The family of a six-year-old girl is suing over a grilled cheese that came with some unexpected peanut butter inside. The problem for the girl, of course, is that she has a pretty serious peanut allergy. She's okay, but had to go to the hospital. The family says a similar incident happened at the Panera in Wayland less than a month later as well.
For its part, Panera has released a statement which says —
"Panera takes the issue of food allergens, including the reported incident at our franchise bakery-cafe, very seriously. We have procedures in place across the company to minimize exposure and risk for our guests and associates. We do not comment on pending litigation."
But for many people, these issues raise a lot of questions: should restaurants be doing more? Is it unreasonable to ask everyone to make accommodations for a few? What about the people who fake allergies just because they don't want certain foods?
Paul Antico (@paulantico) is a father of five kids, three of whom have food allergies. He encountered issues with finding a place that can accommodate his children’s dietary needs. He created AllergyEats (@allergyeats)— an online guide to allergy-friendly restaurants across the country.
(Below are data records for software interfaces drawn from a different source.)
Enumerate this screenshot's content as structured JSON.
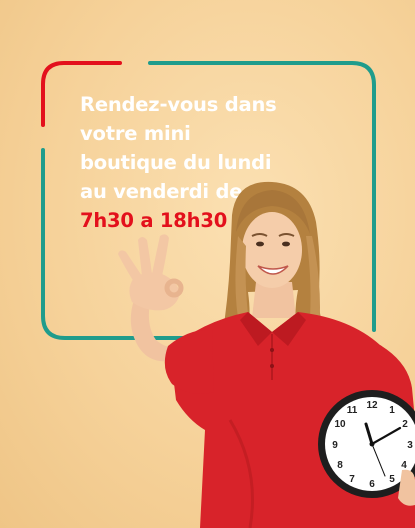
{
  "banner": {
    "headline_lines": [
      "Rendez-vous dans",
      "votre mini",
      "boutique du lundi",
      "au venderdi de"
    ],
    "hours": "7h30 a 18h30"
  },
  "clock": {
    "numerals": [
      "12",
      "1",
      "2",
      "3",
      "4",
      "5",
      "6",
      "7",
      "8",
      "9",
      "10",
      "11"
    ]
  },
  "colors": {
    "background": "#f6d29a",
    "frame_red": "#e3101c",
    "frame_teal": "#1f9c8c",
    "headline_text": "#ffffff",
    "hours_text": "#e3101c",
    "shirt_red": "#d8232a"
  },
  "icons": [
    "ok-hand-gesture",
    "wall-clock"
  ]
}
Antico finds that the responsibility lies with both the parent and the restaurant. Parents need to be upfront with the restaurants and letting them know the severity of the allergy. If the restaurants grant the request of the families, or individual with the allergy, they need to be trained and follow procedures and protocols.
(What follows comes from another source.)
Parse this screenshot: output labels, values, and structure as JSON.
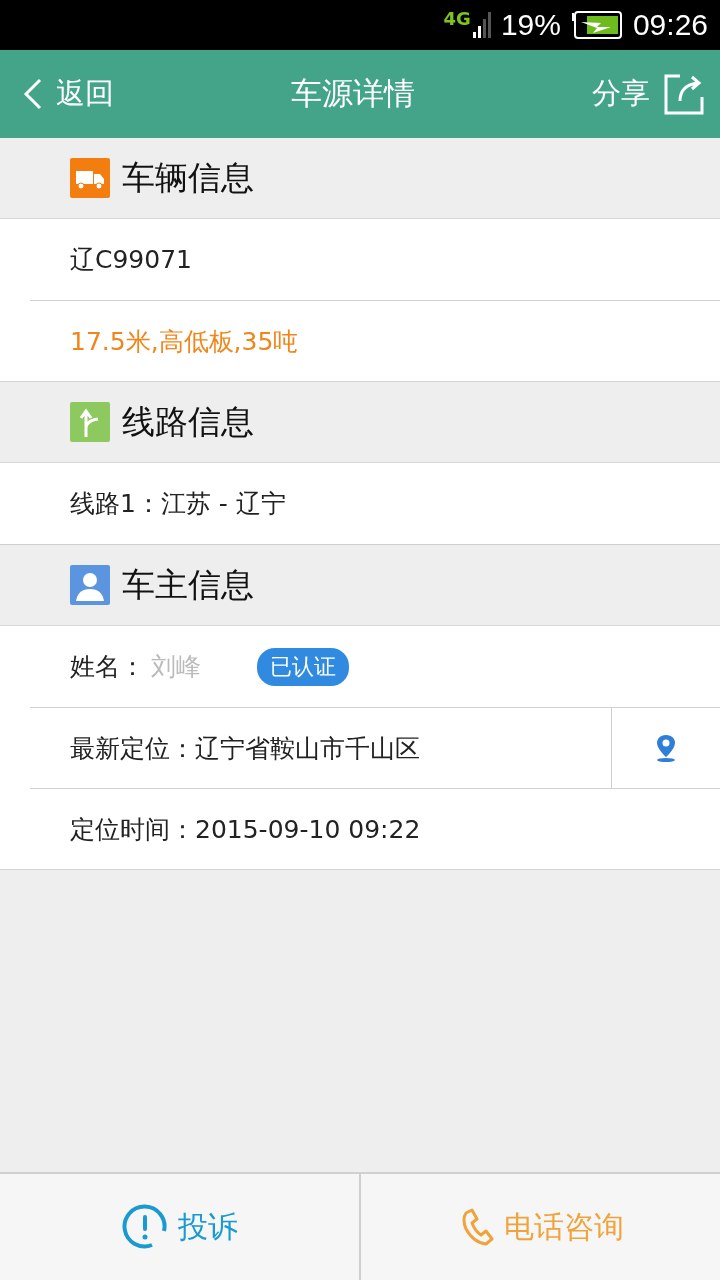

Neil Swidey (@neilswidey) covered this story and others on food allergies for The Boston Globe. He finds that people who fake allergies cause problems for those who actually have an allergy. People usually fake allergies at restaurants so that they can get the special treatment that they want. This is popular among those who want to avoid gluten. Swidey added, “the more we can make sure the people who actually have the life-threatening allergies (and their families) can be the only ones using that card, the more the restaurants can focus on just those people for whom this really matters.” As a society, Swidey feels that we should call out people who fake their allergies. It actually has a negative impact on the restaurant staff, and the customers.
When someone takes an order, they are not sure who is telling the truth about their allergy. Should restaurants do a cross-examination? Antico acknowledges that it would slow the pace of the restaurant down, however the restaurant should be able to verify if the person is telling the truth. “ I think it’s okay to say, where’s your epipen, epinephrine device, or benadryl,” Anitco says, “If you have a life-threatening food allergy, you should have your epinephrine anyway. And if you don’t, then you’re putting the restaurant at stake, even if they make a minor mistake.”
Swidey’s article on the Panera Bread situation received more than 200 comments from readers. “Just make your own grilled cheese sandwiches. Not exactly a difficult culinary exercise,” one reader commented. This is the kind of attitude that reaches beyond restaurants when parents and others have to accommodate those with allergies when they carry snacks around them. As a parent, Antico feels the best way to deal with those comments is to hope that everyone does the right thing. Parents can also approach it on a person-to-person basis. If the parent doesn’t ‘bark orders,’ they are likely to be well-received.